§ Required work
Read through the entries below and return each line with the word "labels".

╔══

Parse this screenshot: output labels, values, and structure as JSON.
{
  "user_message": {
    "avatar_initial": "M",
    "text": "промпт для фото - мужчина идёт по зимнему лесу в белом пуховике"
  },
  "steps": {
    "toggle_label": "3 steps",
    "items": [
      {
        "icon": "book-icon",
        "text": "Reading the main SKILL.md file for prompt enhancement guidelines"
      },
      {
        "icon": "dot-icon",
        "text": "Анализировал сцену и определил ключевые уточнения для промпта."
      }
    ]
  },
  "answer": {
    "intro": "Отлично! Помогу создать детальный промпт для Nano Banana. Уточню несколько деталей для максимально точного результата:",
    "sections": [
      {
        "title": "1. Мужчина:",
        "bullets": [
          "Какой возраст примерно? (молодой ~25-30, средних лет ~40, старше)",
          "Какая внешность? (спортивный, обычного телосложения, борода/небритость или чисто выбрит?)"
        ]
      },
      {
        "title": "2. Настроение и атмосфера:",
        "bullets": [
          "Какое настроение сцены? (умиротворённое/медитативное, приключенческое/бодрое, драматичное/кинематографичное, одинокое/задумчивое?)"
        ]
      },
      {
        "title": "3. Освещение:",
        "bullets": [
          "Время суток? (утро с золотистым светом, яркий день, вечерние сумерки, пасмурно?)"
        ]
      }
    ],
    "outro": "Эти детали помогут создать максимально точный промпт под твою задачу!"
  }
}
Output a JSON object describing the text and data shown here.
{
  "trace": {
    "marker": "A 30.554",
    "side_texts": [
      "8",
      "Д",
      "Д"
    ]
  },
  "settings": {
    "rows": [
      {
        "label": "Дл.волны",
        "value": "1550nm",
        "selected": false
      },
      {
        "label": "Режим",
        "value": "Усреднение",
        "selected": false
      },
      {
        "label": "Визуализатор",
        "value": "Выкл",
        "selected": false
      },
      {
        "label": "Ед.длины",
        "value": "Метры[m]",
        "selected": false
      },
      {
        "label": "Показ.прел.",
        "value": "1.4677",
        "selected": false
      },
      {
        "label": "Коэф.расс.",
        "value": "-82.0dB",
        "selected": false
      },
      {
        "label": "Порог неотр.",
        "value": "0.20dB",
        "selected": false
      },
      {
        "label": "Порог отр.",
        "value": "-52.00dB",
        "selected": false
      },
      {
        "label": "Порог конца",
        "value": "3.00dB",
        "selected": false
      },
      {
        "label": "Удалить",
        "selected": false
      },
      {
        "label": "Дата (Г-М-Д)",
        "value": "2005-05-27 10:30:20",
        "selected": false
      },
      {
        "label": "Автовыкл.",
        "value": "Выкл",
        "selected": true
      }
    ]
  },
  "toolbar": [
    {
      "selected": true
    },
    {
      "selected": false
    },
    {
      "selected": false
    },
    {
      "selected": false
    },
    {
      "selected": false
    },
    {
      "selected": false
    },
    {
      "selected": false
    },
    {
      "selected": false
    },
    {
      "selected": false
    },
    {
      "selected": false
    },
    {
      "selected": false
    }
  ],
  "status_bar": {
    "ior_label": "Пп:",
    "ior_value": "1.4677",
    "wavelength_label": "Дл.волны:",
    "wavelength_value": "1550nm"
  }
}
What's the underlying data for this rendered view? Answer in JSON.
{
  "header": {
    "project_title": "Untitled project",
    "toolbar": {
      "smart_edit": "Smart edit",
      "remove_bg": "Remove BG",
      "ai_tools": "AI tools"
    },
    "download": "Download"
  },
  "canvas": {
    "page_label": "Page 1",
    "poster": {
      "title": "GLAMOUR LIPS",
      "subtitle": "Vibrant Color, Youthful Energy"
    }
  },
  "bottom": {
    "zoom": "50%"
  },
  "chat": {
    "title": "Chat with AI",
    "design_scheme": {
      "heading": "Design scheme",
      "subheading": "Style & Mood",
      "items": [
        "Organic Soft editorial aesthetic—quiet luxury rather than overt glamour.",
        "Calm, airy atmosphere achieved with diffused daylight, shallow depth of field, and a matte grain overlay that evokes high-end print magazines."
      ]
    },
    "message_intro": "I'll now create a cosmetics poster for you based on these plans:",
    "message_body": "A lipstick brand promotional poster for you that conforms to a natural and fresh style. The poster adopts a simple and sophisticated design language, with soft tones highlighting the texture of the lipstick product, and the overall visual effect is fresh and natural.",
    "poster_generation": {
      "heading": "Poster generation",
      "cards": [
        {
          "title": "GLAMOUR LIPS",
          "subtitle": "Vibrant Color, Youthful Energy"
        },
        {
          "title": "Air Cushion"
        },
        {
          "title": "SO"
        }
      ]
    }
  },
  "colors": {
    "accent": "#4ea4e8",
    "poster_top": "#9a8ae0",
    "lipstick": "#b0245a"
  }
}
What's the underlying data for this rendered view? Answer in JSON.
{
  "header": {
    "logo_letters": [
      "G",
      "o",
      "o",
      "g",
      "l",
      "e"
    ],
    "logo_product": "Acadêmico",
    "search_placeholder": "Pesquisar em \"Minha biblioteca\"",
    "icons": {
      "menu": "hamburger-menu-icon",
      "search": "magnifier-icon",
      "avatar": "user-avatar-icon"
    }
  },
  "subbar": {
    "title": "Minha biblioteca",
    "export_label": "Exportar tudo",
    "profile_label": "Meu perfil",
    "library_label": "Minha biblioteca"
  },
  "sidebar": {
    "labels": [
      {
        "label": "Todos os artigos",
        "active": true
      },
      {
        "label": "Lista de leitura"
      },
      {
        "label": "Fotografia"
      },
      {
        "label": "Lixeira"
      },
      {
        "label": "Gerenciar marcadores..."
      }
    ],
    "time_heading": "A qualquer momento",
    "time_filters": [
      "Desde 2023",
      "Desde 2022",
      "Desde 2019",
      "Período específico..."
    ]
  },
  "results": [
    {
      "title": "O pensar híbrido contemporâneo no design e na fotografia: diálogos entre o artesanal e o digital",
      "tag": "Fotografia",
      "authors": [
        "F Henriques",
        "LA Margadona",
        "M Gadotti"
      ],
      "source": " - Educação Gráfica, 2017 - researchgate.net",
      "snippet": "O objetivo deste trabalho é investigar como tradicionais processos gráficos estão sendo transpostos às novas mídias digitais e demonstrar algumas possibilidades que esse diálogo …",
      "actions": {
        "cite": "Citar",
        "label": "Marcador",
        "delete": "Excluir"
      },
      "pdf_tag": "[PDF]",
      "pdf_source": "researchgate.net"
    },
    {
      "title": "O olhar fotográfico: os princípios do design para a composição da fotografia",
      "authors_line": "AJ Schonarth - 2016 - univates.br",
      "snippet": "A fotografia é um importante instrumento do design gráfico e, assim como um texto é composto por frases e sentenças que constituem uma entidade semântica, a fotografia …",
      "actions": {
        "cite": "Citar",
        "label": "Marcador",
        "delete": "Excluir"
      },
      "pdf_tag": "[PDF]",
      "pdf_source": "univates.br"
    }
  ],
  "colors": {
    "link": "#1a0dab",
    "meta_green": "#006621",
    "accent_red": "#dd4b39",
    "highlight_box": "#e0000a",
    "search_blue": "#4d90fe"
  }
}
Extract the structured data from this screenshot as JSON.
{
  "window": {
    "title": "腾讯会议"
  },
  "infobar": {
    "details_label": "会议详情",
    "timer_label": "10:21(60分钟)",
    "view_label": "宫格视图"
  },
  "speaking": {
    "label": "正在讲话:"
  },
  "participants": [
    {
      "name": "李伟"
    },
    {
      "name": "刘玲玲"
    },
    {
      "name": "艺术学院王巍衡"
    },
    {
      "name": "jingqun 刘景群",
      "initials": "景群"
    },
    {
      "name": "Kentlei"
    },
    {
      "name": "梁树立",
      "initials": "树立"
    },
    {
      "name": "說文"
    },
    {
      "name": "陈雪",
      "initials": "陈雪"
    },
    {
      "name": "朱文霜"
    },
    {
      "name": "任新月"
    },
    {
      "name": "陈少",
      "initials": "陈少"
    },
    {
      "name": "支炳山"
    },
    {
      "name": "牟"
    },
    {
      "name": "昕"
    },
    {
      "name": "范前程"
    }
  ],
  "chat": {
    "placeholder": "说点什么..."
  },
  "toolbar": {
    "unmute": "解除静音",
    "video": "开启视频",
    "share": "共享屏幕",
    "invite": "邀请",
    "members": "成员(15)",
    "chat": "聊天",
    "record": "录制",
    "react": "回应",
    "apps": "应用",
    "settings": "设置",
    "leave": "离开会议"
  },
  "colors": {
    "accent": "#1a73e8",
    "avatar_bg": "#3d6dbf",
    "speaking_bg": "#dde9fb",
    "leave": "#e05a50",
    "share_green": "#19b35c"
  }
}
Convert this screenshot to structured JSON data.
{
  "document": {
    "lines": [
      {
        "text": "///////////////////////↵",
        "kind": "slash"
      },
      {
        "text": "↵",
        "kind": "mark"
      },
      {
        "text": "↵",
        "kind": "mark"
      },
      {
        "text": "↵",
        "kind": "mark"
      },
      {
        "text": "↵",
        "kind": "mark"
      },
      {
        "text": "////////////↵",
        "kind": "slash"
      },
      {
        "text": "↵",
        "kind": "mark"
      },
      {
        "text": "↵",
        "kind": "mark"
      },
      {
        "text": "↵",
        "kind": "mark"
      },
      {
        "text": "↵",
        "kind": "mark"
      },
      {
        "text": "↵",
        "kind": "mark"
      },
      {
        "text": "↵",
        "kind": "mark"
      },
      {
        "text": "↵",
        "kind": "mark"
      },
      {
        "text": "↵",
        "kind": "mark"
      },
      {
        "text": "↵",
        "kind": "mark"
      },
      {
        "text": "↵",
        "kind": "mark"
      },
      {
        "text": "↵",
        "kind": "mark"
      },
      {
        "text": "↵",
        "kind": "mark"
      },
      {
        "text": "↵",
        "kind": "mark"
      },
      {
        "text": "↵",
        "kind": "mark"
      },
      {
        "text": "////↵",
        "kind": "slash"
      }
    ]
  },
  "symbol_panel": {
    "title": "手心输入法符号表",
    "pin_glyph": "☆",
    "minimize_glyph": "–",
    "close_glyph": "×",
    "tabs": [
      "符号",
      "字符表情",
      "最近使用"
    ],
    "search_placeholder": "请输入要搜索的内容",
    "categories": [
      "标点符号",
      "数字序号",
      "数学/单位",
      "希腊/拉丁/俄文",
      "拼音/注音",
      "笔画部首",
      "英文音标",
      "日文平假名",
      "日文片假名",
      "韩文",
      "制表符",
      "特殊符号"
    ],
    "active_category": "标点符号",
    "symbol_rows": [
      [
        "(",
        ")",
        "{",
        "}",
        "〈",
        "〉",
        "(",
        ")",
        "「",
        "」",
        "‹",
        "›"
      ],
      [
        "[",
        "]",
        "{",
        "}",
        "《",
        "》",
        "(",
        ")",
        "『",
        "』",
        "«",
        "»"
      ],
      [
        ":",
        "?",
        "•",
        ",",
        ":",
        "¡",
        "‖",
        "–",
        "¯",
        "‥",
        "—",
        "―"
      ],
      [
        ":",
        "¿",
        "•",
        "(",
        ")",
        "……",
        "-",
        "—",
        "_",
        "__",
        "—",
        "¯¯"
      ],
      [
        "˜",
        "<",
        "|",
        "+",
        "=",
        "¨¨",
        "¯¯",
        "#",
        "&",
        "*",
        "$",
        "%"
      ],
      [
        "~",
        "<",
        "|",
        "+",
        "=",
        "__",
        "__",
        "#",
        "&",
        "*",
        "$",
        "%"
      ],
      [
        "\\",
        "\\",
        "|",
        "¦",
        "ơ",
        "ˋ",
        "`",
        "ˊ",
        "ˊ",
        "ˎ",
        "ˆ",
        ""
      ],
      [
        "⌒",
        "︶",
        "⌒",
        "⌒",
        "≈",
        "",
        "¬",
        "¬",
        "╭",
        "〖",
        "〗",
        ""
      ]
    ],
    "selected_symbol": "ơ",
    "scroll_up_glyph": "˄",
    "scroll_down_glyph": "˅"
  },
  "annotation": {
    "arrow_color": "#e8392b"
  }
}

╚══

§ Expected output
Parse this screenshot: output labels, values, and structure as JSON.
    "labels": [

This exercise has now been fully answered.